What is required
Copy out every line of the data exactly.

┌──

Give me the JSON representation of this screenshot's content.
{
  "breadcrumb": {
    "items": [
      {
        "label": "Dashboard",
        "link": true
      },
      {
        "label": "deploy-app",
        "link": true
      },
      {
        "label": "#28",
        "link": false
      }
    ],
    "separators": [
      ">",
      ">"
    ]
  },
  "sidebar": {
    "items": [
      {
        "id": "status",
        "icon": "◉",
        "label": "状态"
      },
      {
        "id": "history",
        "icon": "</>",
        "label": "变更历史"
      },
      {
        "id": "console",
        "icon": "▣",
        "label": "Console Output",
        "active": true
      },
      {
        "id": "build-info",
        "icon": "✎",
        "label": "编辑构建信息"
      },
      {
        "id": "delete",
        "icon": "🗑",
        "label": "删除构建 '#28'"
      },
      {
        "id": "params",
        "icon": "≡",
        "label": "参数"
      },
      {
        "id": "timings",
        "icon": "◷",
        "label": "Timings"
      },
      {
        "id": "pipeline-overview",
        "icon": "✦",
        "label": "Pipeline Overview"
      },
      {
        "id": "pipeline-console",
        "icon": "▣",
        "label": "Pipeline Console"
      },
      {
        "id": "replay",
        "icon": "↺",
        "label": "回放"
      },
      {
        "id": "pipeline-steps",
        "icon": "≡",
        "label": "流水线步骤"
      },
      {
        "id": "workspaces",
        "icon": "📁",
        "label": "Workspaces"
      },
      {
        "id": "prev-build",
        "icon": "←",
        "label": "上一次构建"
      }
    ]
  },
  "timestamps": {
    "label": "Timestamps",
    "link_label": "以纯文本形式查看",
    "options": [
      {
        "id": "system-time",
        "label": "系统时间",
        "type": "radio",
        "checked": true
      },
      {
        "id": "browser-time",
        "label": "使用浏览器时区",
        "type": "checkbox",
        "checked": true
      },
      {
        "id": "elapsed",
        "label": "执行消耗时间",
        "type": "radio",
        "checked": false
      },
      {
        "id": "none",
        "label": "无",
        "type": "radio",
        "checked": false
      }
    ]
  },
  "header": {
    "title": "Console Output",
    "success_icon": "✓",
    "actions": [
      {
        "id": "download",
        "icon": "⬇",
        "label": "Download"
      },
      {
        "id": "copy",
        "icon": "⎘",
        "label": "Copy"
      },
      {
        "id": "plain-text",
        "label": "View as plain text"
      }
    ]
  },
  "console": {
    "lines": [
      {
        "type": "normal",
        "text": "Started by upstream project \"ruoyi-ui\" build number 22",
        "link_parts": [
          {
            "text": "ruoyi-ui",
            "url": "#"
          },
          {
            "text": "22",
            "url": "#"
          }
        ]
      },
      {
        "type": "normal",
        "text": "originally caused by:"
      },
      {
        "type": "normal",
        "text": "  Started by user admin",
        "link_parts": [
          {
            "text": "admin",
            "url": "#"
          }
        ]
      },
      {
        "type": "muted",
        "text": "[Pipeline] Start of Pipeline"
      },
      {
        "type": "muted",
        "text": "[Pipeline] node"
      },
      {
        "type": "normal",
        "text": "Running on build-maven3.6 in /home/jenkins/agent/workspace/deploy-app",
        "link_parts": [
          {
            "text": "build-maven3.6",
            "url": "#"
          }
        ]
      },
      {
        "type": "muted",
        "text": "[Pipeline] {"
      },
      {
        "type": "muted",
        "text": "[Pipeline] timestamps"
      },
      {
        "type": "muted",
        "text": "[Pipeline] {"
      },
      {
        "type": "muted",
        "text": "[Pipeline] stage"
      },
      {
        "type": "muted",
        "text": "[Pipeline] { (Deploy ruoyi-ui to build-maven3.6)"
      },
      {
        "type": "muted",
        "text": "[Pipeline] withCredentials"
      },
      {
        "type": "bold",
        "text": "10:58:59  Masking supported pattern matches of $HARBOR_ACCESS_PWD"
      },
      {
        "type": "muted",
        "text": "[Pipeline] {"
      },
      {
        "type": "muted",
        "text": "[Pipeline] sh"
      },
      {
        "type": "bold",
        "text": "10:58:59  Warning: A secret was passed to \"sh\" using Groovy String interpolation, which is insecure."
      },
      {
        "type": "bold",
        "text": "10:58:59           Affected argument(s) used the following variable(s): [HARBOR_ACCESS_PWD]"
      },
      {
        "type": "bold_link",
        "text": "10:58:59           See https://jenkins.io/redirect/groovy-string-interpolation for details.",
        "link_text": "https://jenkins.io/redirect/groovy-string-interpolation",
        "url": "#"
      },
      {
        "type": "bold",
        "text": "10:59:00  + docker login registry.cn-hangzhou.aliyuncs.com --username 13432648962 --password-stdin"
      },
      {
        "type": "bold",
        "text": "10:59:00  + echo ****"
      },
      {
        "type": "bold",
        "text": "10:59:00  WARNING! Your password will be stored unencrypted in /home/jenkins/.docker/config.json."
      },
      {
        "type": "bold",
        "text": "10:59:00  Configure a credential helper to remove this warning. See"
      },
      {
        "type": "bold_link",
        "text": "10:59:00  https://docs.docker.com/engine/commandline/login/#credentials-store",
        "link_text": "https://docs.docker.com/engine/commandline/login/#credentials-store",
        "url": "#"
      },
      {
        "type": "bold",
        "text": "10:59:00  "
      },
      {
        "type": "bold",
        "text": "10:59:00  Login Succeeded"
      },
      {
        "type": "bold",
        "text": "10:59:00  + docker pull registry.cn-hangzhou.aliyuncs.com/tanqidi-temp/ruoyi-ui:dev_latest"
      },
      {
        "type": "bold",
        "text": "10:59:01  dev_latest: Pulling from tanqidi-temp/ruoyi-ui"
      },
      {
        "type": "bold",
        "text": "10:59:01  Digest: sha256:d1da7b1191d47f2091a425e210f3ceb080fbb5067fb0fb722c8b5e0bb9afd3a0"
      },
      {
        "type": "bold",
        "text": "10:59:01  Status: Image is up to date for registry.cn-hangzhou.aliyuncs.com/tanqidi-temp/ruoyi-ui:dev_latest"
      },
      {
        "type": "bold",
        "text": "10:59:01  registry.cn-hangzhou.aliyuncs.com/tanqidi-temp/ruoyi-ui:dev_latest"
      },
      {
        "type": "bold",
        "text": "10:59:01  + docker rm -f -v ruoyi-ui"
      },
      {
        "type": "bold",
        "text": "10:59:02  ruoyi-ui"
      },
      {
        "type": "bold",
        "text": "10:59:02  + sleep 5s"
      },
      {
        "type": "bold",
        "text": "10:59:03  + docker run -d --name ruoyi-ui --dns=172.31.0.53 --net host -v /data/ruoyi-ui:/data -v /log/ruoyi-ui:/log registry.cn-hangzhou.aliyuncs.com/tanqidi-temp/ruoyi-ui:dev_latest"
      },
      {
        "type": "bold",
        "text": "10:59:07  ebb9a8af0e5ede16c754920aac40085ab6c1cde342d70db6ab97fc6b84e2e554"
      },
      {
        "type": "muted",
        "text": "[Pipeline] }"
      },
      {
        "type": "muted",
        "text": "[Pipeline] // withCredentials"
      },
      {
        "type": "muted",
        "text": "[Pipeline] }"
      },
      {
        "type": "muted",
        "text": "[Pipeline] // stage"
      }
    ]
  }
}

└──

Your response
Give me the JSON representation of this screenshot's content.
{
  "breadcrumb": {
    "items": [
      {
        "label": "Dashboard",
        "link": true
      },
      {
        "label": "deploy-app",
        "link": true
      },
      {
        "label": "#28",
        "link": false
      }
    ],
    "separators": [
      ">",
      ">"
    ]
  },
  "sidebar": {
    "items": [
      {
        "id": "status",
        "icon": "◉",
        "label": "状态"
      },
      {
        "id": "history",
        "icon": "</>",
        "label": "变更历史"
      },
      {
        "id": "console",
        "icon": "▣",
        "label": "Console Output",
        "active": true
      },
      {
        "id": "build-info",
        "icon": "✎",
        "label": "编辑构建信息"
      },
      {
        "id": "delete",
        "icon": "🗑",
        "label": "删除构建 '#28'"
      },
      {
        "id": "params",
        "icon": "≡",
        "label": "参数"
      },
      {
        "id": "timings",
        "icon": "◷",
        "label": "Timings"
      },
      {
        "id": "pipeline-overview",
        "icon": "✦",
        "label": "Pipeline Overview"
      },
      {
        "id": "pipeline-console",
        "icon": "▣",
        "label": "Pipeline Console"
      },
      {
        "id": "replay",
        "icon": "↺",
        "label": "回放"
      },
      {
        "id": "pipeline-steps",
        "icon": "≡",
        "label": "流水线步骤"
      },
      {
        "id": "workspaces",
        "icon": "📁",
        "label": "Workspaces"
      },
      {
        "id": "prev-build",
        "icon": "←",
        "label": "上一次构建"
      }
    ]
  },
  "timestamps": {
    "label": "Timestamps",
    "link_label": "以纯文本形式查看",
    "options": [
      {
        "id": "system-time",
        "label": "系统时间",
        "type": "radio",
        "checked": true
      },
      {
        "id": "browser-time",
        "label": "使用浏览器时区",
        "type": "checkbox",
        "checked": true
      },
      {
        "id": "elapsed",
        "label": "执行消耗时间",
        "type": "radio",
        "checked": false
      },
      {
        "id": "none",
        "label": "无",
        "type": "radio",
        "checked": false
      }
    ]
  },
  "header": {
    "title": "Console Output",
    "success_icon": "✓",
    "actions": [
      {
        "id": "download",
        "icon": "⬇",
        "label": "Download"
      },
      {
        "id": "copy",
        "icon": "⎘",
        "label": "Copy"
      },
      {
        "id": "plain-text",
        "label": "View as plain text"
      }
    ]
  },
  "console": {
    "lines": [
      {
        "type": "normal",
        "text": "Started by upstream project \"ruoyi-ui\" build number 22",
        "link_parts": [
          {
            "text": "ruoyi-ui",
            "url": "#"
          },
          {
            "text": "22",
            "url": "#"
          }
        ]
      },
      {
        "type": "normal",
        "text": "originally caused by:"
      },
      {
        "type": "normal",
        "text": "  Started by user admin",
        "link_parts": [
          {
            "text": "admin",
            "url": "#"
          }
        ]
      },
      {
        "type": "muted",
        "text": "[Pipeline] Start of Pipeline"
      },
      {
        "type": "muted",
        "text": "[Pipeline] node"
      },
      {
        "type": "normal",
        "text": "Running on build-maven3.6 in /home/jenkins/agent/workspace/deploy-app",
        "link_parts": [
          {
            "text": "build-maven3.6",
            "url": "#"
          }
        ]
      },
      {
        "type": "muted",
        "text": "[Pipeline] {"
      },
      {
        "type": "muted",
        "text": "[Pipeline] timestamps"
      },
      {
        "type": "muted",
        "text": "[Pipeline] {"
      },
      {
        "type": "muted",
        "text": "[Pipeline] stage"
      },
      {
        "type": "muted",
        "text": "[Pipeline] { (Deploy ruoyi-ui to build-maven3.6)"
      },
      {
        "type": "muted",
        "text": "[Pipeline] withCredentials"
      },
      {
        "type": "bold",
        "text": "10:58:59  Masking supported pattern matches of $HARBOR_ACCESS_PWD"
      },
      {
        "type": "muted",
        "text": "[Pipeline] {"
      },
      {
        "type": "muted",
        "text": "[Pipeline] sh"
      },
      {
        "type": "bold",
        "text": "10:58:59  Warning: A secret was passed to \"sh\" using Groovy String interpolation, which is insecure."
      },
      {
        "type": "bold",
        "text": "10:58:59           Affected argument(s) used the following variable(s): [HARBOR_ACCESS_PWD]"
      },
      {
        "type": "bold_link",
        "text": "10:58:59           See https://jenkins.io/redirect/groovy-string-interpolation for details.",
        "link_text": "https://jenkins.io/redirect/groovy-string-interpolation",
        "url": "#"
      },
      {
        "type": "bold",
        "text": "10:59:00  + docker login registry.cn-hangzhou.aliyuncs.com --username 13432648962 --password-stdin"
      },
      {
        "type": "bold",
        "text": "10:59:00  + echo ****"
      },
      {
        "type": "bold",
        "text": "10:59:00  WARNING! Your password will be stored unencrypted in /home/jenkins/.docker/config.json."
      },
      {
        "type": "bold",
        "text": "10:59:00  Configure a credential helper to remove this warning. See"
      },
      {
        "type": "bold_link",
        "text": "10:59:00  https://docs.docker.com/engine/commandline/login/#credentials-store",
        "link_text": "https://docs.docker.com/engine/commandline/login/#credentials-store",
        "url": "#"
      },
      {
        "type": "bold",
        "text": "10:59:00  "
      },
      {
        "type": "bold",
        "text": "10:59:00  Login Succeeded"
      },
      {
        "type": "bold",
        "text": "10:59:00  + docker pull registry.cn-hangzhou.aliyuncs.com/tanqidi-temp/ruoyi-ui:dev_latest"
      },
      {
        "type": "bold",
        "text": "10:59:01  dev_latest: Pulling from tanqidi-temp/ruoyi-ui"
      },
      {
        "type": "bold",
        "text": "10:59:01  Digest: sha256:d1da7b1191d47f2091a425e210f3ceb080fbb5067fb0fb722c8b5e0bb9afd3a0"
      },
      {
        "type": "bold",
        "text": "10:59:01  Status: Image is up to date for registry.cn-hangzhou.aliyuncs.com/tanqidi-temp/ruoyi-ui:dev_latest"
      },
      {
        "type": "bold",
        "text": "10:59:01  registry.cn-hangzhou.aliyuncs.com/tanqidi-temp/ruoyi-ui:dev_latest"
      },
      {
        "type": "bold",
        "text": "10:59:01  + docker rm -f -v ruoyi-ui"
      },
      {
        "type": "bold",
        "text": "10:59:02  ruoyi-ui"
      },
      {
        "type": "bold",
        "text": "10:59:02  + sleep 5s"
      },
      {
        "type": "bold",
        "text": "10:59:03  + docker run -d --name ruoyi-ui --dns=172.31.0.53 --net host -v /data/ruoyi-ui:/data -v /log/ruoyi-ui:/log registry.cn-hangzhou.aliyuncs.com/tanqidi-temp/ruoyi-ui:dev_latest"
      },
      {
        "type": "bold",
        "text": "10:59:07  ebb9a8af0e5ede16c754920aac40085ab6c1cde342d70db6ab97fc6b84e2e554"
      },
      {
        "type": "muted",
        "text": "[Pipeline] }"
      },
      {
        "type": "muted",
        "text": "[Pipeline] // withCredentials"
      },
      {
        "type": "muted",
        "text": "[Pipeline] }"
      },
      {
        "type": "muted",
        "text": "[Pipeline] // stage"
      }
    ]
  }
}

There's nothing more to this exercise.